Last year’s election saw a big, historic first for women of color, with Kamala Harris becoming the first woman of color, the first Black person, and the first South Asian person elected to the position of Vice President. 

Other firsts include Cori Bush, who won her general election race, making her the first Black woman to represent Missouri in Congress and Marilyn Strickland, who won her race in Washington’s 10th Congressional District Making her the first African American member of the Washington state delegation and the first African American from the Pacific Northwest in Congress. 

This year, the stride toward greater diversity continued with more historic firsts for women of color in politics. 

The historic firsts continue for women of color 

In Boston, Michelle Wu became the first woman and the first Asian American elected as the city’s mayor. Prior to Wu, Boston had only elected white, male leaders. Her win is a progressive step forward for diversity and representation in politics. 

women of color in politics,

Michelle Wu becomes first woman and Asian American mayor of Boston. (Image via Instagram)

In the city of Durham, N.C., another woman was elected as mayor in a historic first. In her victory speech, Elain O’Neal told supporters, “Together you have given me the honor and trust of being your next mayor — the first Black woman mayor of Durham. This is a dream that I never had, but it’s now my reality.”

New York City also saw Shahana Hanif become the first Muslim woman elected to City Council. 

“We deserve a city that protects its most vulnerable, a city that has equitable education, a city invested in climate solutions that are local and driven by communities, a city where our immigrant neighbors feel at home and heard and safe. This work requires all of us to keep showing up even though the election is over,” she said in a statement Tuesday. 

You might be interested: Alma and Colin Powell’s lasting American promise to the nation’s youth 

Finally, Republican Winsome Sears became the first woman elected to the office of lieutenant governor in Virginia. 

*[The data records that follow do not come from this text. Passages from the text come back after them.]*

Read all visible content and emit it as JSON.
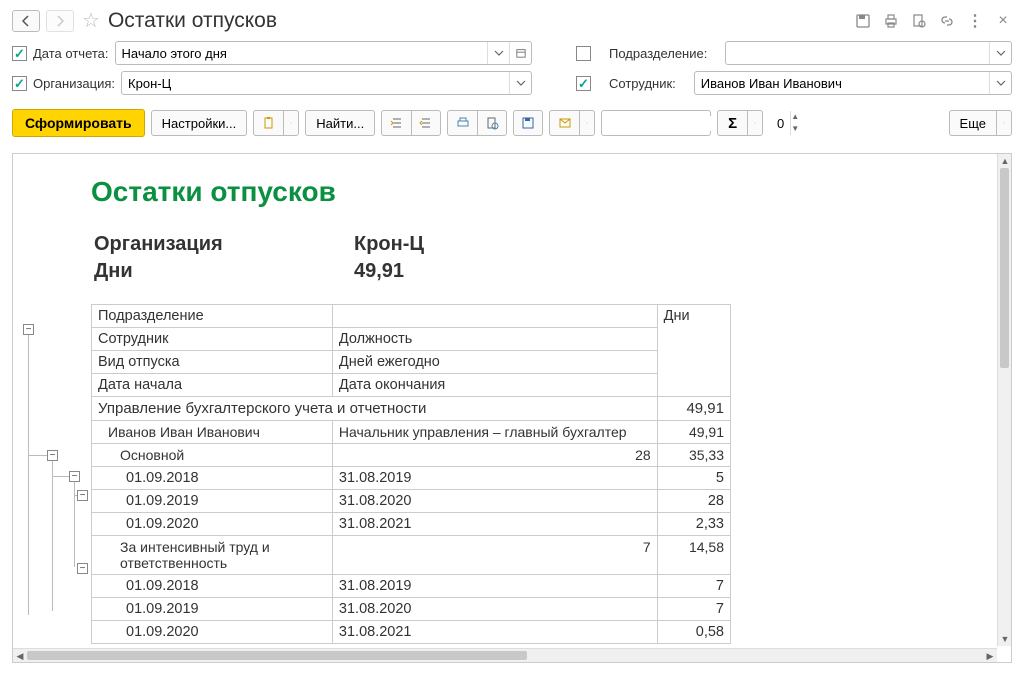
{
  "title": "Остатки отпусков",
  "filters": {
    "date_label": "Дата отчета:",
    "date_value": "Начало этого дня",
    "org_label": "Организация:",
    "org_value": "Крон-Ц",
    "dept_label": "Подразделение:",
    "dept_value": "",
    "emp_label": "Сотрудник:",
    "emp_value": "Иванов Иван Иванович"
  },
  "cmd": {
    "generate": "Сформировать",
    "settings": "Настройки...",
    "find": "Найти...",
    "more": "Еще",
    "num_value": "0"
  },
  "report": {
    "title": "Остатки отпусков",
    "summary_org_label": "Организация",
    "summary_org_value": "Крон-Ц",
    "summary_days_label": "Дни",
    "summary_days_value": "49,91",
    "hdr": {
      "dept": "Подразделение",
      "days": "Дни",
      "emp": "Сотрудник",
      "pos": "Должность",
      "vtype": "Вид отпуска",
      "per_year": "Дней ежегодно",
      "dstart": "Дата начала",
      "dend": "Дата окончания"
    },
    "dept_row": {
      "name": "Управление бухгалтерского учета и отчетности",
      "days": "49,91"
    },
    "emp_row": {
      "name": "Иванов Иван Иванович",
      "pos": "Начальник управления – главный бухгалтер",
      "days": "49,91"
    },
    "vac1": {
      "name": "Основной",
      "per_year": "28",
      "days": "35,33",
      "periods": [
        {
          "start": "01.09.2018",
          "end": "31.08.2019",
          "days": "5"
        },
        {
          "start": "01.09.2019",
          "end": "31.08.2020",
          "days": "28"
        },
        {
          "start": "01.09.2020",
          "end": "31.08.2021",
          "days": "2,33"
        }
      ]
    },
    "vac2": {
      "name": "За интенсивный труд и ответственность",
      "per_year": "7",
      "days": "14,58",
      "periods": [
        {
          "start": "01.09.2018",
          "end": "31.08.2019",
          "days": "7"
        },
        {
          "start": "01.09.2019",
          "end": "31.08.2020",
          "days": "7"
        },
        {
          "start": "01.09.2020",
          "end": "31.08.2021",
          "days": "0,58"
        }
      ]
    }
  }
}
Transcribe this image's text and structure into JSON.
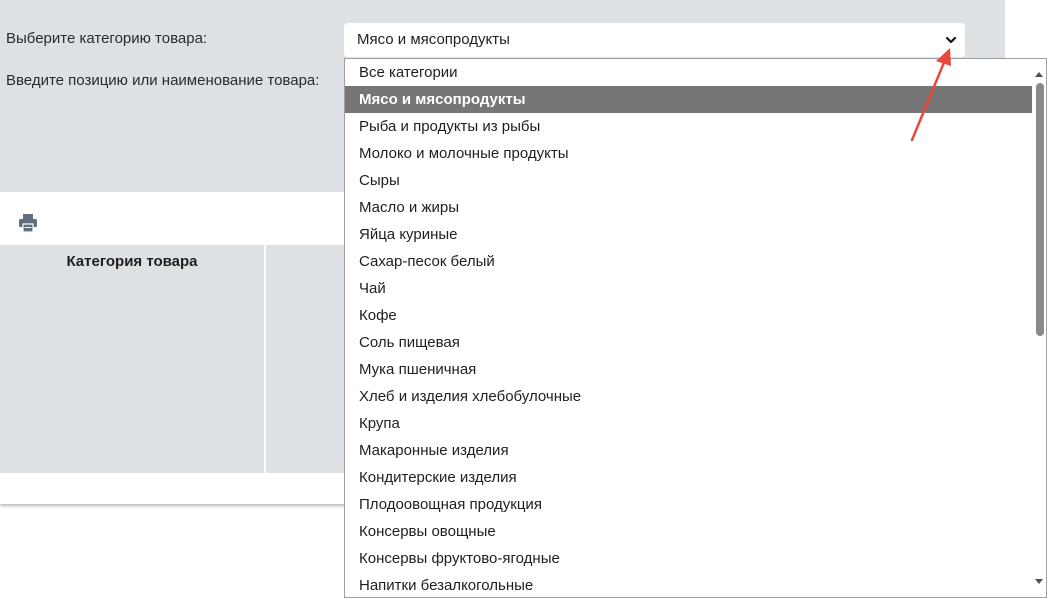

“It’s a historic night — yes, it is — but I didn’t run to make history. I just wanted to leave it better than I found it,” Sears said in a speech Wednesday morning. “I’m telling you that what you are looking at is the American Dream.”